### Instructions for the task
The entries follow. Please return all of them exactly.

[App and web page records]
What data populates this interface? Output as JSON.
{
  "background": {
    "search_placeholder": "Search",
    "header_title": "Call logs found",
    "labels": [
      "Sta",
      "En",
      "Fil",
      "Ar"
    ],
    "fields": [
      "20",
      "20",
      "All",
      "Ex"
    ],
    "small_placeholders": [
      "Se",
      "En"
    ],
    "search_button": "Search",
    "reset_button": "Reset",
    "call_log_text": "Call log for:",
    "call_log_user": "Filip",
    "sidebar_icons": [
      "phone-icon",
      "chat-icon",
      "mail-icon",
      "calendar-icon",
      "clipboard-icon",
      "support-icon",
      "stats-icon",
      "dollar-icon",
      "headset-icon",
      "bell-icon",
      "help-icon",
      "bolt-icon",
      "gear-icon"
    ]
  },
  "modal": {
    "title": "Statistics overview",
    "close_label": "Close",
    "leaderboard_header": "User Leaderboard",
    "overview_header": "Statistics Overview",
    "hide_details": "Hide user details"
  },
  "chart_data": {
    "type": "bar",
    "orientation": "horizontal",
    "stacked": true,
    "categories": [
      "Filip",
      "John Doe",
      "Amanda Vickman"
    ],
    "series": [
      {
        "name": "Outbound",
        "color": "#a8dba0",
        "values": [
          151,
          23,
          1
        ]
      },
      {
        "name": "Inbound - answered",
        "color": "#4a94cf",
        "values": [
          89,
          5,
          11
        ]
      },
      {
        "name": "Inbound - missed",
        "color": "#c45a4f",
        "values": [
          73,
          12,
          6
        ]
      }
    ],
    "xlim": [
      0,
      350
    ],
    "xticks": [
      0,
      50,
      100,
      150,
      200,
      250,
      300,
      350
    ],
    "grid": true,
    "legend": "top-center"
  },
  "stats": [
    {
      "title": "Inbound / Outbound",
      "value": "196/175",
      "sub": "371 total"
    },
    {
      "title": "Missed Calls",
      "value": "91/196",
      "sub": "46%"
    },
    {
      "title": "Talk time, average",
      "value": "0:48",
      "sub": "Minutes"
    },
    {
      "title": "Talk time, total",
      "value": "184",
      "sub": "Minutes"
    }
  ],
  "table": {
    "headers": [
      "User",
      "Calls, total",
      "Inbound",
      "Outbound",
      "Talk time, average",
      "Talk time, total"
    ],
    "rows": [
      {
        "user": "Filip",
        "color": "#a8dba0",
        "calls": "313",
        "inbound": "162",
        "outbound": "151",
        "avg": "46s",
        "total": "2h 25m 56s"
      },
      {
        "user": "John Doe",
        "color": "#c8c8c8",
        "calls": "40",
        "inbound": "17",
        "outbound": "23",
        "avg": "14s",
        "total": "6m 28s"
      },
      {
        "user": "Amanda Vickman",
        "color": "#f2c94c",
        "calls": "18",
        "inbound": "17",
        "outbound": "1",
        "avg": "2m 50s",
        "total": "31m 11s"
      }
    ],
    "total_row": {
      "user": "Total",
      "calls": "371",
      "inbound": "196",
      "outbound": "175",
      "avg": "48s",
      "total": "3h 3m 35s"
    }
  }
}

### Output of the exercise
What data populates this interface? Output as JSON.
{
  "background": {
    "search_placeholder": "Search",
    "header_title": "Call logs found",
    "labels": [
      "Sta",
      "En",
      "Fil",
      "Ar"
    ],
    "fields": [
      "20",
      "20",
      "All",
      "Ex"
    ],
    "small_placeholders": [
      "Se",
      "En"
    ],
    "search_button": "Search",
    "reset_button": "Reset",
    "call_log_text": "Call log for:",
    "call_log_user": "Filip",
    "sidebar_icons": [
      "phone-icon",
      "chat-icon",
      "mail-icon",
      "calendar-icon",
      "clipboard-icon",
      "support-icon",
      "stats-icon",
      "dollar-icon",
      "headset-icon",
      "bell-icon",
      "help-icon",
      "bolt-icon",
      "gear-icon"
    ]
  },
  "modal": {
    "title": "Statistics overview",
    "close_label": "Close",
    "leaderboard_header": "User Leaderboard",
    "overview_header": "Statistics Overview",
    "hide_details": "Hide user details"
  },
  "chart_data": {
    "type": "bar",
    "orientation": "horizontal",
    "stacked": true,
    "categories": [
      "Filip",
      "John Doe",
      "Amanda Vickman"
    ],
    "series": [
      {
        "name": "Outbound",
        "color": "#a8dba0",
        "values": [
          151,
          23,
          1
        ]
      },
      {
        "name": "Inbound - answered",
        "color": "#4a94cf",
        "values": [
          89,
          5,
          11
        ]
      },
      {
        "name": "Inbound - missed",
        "color": "#c45a4f",
        "values": [
          73,
          12,
          6
        ]
      }
    ],
    "xlim": [
      0,
      350
    ],
    "xticks": [
      0,
      50,
      100,
      150,
      200,
      250,
      300,
      350
    ],
    "grid": true,
    "legend": "top-center"
  },
  "stats": [
    {
      "title": "Inbound / Outbound",
      "value": "196/175",
      "sub": "371 total"
    },
    {
      "title": "Missed Calls",
      "value": "91/196",
      "sub": "46%"
    },
    {
      "title": "Talk time, average",
      "value": "0:48",
      "sub": "Minutes"
    },
    {
      "title": "Talk time, total",
      "value": "184",
      "sub": "Minutes"
    }
  ],
  "table": {
    "headers": [
      "User",
      "Calls, total",
      "Inbound",
      "Outbound",
      "Talk time, average",
      "Talk time, total"
    ],
    "rows": [
      {
        "user": "Filip",
        "color": "#a8dba0",
        "calls": "313",
        "inbound": "162",
        "outbound": "151",
        "avg": "46s",
        "total": "2h 25m 56s"
      },
      {
        "user": "John Doe",
        "color": "#c8c8c8",
        "calls": "40",
        "inbound": "17",
        "outbound": "23",
        "avg": "14s",
        "total": "6m 28s"
      },
      {
        "user": "Amanda Vickman",
        "color": "#f2c94c",
        "calls": "18",
        "inbound": "17",
        "outbound": "1",
        "avg": "2m 50s",
        "total": "31m 11s"
      }
    ],
    "total_row": {
      "user": "Total",
      "calls": "371",
      "inbound": "196",
      "outbound": "175",
      "avg": "48s",
      "total": "3h 3m 35s"
    }
  }
}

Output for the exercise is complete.